→ Instructions for the task
Answer with the number of lines in the records that contain "JSON" and with nothing else.

Website and app data records:
****
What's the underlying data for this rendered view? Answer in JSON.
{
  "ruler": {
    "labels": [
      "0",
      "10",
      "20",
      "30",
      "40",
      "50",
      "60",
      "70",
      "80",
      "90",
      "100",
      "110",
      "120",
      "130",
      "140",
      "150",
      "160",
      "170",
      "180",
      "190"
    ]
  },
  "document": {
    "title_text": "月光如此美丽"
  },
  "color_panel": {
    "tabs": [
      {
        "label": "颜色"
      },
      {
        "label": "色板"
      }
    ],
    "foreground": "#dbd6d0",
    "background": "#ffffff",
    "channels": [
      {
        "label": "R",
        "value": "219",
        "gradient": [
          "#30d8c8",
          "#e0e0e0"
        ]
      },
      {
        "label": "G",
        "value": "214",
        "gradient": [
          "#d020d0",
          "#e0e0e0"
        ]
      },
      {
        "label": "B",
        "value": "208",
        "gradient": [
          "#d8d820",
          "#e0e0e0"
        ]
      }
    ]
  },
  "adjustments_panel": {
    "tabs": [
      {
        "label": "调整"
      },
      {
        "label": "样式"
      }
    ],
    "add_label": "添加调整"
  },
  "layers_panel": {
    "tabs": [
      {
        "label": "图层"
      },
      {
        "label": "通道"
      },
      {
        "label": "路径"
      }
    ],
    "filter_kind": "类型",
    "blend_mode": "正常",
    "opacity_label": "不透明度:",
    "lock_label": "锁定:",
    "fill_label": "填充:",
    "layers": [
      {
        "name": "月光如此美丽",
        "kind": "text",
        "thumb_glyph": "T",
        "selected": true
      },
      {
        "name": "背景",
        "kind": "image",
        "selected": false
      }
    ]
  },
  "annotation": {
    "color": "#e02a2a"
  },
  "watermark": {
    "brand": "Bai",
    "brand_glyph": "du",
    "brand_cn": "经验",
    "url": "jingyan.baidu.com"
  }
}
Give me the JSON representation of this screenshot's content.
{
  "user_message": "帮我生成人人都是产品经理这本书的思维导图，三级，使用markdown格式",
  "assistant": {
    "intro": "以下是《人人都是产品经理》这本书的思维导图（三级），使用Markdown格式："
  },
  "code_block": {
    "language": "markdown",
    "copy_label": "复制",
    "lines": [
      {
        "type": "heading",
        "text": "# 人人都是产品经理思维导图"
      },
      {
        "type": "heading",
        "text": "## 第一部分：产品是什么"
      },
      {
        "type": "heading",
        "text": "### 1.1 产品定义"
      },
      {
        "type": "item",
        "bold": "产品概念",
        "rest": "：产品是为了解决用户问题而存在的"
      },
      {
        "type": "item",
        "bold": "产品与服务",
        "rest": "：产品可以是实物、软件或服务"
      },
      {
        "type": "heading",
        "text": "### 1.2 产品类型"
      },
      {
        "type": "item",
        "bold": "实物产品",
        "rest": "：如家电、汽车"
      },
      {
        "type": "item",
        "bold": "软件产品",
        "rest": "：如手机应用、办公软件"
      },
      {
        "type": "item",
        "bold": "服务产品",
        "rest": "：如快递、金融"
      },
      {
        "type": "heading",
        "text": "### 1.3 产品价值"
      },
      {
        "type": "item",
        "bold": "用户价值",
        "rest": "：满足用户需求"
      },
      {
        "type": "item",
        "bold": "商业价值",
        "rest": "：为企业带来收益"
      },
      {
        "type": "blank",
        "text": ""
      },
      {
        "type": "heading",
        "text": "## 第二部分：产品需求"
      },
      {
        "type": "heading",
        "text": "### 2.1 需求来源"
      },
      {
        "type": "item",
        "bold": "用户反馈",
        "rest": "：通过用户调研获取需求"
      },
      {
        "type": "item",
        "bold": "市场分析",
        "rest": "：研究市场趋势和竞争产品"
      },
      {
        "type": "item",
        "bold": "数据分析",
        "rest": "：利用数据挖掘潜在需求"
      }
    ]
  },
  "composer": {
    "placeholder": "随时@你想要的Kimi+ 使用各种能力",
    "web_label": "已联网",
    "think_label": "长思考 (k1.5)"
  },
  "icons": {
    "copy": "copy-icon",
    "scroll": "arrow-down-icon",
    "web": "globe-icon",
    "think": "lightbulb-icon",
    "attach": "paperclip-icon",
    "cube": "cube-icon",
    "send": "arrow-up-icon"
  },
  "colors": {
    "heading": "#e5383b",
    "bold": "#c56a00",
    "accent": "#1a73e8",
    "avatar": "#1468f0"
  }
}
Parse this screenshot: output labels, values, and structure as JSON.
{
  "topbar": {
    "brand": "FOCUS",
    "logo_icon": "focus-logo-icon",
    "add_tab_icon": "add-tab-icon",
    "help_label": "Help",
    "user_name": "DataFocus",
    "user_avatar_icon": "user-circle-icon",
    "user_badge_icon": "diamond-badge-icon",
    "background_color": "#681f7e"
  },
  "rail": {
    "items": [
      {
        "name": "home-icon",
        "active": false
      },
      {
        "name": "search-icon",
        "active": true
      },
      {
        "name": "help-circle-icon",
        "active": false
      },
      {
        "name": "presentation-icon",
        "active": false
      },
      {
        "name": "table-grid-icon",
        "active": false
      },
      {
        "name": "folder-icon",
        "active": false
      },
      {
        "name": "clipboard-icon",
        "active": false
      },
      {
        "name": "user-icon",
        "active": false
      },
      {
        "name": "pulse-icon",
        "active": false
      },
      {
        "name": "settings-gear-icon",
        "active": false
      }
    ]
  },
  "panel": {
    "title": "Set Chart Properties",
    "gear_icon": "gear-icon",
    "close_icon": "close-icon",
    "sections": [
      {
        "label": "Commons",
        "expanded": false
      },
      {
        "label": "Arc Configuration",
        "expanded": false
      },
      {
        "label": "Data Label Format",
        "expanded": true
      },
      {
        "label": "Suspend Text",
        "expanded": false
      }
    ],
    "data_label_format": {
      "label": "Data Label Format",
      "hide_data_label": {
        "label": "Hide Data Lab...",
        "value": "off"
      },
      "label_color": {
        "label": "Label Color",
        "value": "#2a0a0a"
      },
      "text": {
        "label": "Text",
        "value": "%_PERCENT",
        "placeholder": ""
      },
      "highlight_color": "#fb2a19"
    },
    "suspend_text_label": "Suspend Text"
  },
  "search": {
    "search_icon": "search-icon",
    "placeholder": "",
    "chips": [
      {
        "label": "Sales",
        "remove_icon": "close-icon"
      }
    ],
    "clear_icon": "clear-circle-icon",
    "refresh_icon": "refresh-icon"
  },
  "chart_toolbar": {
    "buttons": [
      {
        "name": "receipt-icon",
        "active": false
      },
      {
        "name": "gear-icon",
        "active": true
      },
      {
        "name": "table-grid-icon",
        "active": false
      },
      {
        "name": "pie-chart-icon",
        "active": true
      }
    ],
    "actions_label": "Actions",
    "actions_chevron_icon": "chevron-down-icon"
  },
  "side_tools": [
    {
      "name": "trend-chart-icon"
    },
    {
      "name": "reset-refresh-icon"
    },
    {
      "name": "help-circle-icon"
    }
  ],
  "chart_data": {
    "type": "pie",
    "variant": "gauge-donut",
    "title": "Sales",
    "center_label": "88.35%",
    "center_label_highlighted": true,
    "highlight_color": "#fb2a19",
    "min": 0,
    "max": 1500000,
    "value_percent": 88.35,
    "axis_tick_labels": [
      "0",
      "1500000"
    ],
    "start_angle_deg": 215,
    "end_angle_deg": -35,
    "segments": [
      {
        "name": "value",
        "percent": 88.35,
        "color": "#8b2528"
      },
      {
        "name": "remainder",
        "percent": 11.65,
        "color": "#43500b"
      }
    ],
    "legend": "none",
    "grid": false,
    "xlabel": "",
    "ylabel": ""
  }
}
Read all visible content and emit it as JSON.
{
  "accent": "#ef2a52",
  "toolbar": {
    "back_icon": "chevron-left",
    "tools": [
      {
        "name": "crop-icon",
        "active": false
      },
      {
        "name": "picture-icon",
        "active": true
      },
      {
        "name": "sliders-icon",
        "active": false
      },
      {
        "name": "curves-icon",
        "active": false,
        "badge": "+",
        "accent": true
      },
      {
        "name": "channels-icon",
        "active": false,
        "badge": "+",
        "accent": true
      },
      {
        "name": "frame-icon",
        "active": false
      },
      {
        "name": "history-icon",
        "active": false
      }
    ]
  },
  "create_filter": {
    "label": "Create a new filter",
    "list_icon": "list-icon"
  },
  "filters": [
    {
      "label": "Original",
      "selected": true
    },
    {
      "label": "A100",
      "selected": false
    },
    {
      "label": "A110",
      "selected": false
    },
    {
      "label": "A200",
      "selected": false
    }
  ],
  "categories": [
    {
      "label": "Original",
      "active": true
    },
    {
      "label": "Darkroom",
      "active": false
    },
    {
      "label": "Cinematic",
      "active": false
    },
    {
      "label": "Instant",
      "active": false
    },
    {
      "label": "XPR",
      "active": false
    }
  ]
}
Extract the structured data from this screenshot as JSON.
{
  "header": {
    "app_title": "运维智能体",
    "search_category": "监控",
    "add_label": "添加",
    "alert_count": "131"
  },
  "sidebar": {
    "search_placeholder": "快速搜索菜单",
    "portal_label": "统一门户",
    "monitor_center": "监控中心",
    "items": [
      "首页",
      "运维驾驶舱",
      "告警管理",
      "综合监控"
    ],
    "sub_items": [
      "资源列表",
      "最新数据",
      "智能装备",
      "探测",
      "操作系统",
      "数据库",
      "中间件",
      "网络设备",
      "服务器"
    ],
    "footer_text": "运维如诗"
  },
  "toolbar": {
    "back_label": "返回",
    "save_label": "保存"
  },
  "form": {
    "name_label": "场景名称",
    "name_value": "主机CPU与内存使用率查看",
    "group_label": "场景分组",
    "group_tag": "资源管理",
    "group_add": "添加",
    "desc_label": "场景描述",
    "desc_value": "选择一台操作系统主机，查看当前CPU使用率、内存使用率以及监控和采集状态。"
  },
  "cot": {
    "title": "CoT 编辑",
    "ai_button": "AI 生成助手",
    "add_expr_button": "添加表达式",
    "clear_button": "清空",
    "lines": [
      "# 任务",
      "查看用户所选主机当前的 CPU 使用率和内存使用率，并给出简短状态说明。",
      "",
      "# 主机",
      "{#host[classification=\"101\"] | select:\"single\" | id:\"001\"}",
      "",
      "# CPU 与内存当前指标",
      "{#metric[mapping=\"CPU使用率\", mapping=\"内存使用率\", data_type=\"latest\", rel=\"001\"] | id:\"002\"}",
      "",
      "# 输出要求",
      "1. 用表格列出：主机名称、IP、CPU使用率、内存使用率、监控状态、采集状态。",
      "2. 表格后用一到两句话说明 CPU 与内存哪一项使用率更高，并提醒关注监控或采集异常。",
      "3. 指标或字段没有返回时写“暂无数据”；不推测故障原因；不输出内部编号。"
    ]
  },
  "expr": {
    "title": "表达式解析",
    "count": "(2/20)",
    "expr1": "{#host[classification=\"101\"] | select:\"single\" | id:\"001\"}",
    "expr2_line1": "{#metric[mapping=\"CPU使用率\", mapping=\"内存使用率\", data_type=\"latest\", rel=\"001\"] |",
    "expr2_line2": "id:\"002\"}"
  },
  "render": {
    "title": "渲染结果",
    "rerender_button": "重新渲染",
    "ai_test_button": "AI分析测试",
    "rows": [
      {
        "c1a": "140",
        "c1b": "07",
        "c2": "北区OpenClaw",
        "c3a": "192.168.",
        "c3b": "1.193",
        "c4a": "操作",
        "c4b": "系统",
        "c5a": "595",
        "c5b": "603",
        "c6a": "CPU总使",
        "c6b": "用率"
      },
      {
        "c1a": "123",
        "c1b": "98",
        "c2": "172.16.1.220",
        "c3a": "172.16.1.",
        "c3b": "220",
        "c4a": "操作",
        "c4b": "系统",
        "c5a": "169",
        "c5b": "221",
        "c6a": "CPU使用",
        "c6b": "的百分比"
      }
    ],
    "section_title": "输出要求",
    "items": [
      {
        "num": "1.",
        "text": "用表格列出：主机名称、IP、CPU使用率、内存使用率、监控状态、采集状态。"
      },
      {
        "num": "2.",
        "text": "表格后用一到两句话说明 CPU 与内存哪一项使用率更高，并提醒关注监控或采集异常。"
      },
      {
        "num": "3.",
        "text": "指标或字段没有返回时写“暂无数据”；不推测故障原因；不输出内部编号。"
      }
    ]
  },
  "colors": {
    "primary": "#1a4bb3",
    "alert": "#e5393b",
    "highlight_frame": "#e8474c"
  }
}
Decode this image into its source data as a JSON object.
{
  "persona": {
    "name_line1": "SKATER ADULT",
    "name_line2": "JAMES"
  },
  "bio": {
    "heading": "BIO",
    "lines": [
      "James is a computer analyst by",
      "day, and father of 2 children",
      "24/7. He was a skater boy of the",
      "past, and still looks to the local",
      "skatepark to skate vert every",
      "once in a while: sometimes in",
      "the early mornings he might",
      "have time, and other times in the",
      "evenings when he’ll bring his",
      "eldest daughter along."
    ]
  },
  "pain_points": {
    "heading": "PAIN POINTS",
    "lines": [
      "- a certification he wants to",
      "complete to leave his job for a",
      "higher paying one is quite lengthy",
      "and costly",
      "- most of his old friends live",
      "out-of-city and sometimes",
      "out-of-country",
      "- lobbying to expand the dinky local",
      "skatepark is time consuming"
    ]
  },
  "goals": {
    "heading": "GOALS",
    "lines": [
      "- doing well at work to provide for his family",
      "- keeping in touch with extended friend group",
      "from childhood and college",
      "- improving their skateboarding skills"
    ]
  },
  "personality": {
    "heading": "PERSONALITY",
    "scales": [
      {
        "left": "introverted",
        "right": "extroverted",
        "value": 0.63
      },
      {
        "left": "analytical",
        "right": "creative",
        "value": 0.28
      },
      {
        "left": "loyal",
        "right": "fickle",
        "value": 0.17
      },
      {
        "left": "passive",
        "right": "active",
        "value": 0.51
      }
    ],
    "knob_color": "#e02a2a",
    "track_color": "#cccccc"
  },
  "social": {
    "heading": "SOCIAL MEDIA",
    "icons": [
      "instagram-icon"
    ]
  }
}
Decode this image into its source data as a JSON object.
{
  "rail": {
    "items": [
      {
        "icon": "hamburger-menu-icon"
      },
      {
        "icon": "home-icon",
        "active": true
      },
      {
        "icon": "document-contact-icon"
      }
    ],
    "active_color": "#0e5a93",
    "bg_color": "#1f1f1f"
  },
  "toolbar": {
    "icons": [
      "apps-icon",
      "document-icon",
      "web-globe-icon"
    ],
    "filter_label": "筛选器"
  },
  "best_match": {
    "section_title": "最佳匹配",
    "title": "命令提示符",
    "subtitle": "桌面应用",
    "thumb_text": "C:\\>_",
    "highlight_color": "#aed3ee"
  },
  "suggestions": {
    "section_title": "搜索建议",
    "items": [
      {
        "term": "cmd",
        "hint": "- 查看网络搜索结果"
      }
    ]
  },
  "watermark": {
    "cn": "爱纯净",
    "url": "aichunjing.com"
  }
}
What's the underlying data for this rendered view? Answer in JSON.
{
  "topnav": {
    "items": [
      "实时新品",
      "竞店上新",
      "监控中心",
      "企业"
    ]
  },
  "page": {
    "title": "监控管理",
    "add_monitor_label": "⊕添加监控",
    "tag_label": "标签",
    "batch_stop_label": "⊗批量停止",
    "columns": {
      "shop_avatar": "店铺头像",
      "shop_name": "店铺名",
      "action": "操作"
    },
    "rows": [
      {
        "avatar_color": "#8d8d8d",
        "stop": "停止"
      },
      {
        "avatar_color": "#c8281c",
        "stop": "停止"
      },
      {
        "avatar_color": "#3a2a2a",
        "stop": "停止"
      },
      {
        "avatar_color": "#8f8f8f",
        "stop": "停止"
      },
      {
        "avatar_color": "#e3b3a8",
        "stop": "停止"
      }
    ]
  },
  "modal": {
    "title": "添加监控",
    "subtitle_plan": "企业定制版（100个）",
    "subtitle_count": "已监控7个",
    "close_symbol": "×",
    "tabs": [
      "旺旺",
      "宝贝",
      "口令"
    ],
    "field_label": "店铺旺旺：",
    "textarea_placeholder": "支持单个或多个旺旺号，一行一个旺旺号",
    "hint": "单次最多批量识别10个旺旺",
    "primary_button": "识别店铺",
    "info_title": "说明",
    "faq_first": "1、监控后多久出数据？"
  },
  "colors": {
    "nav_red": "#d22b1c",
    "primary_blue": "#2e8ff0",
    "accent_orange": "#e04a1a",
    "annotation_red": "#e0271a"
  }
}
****
→ Completed task
8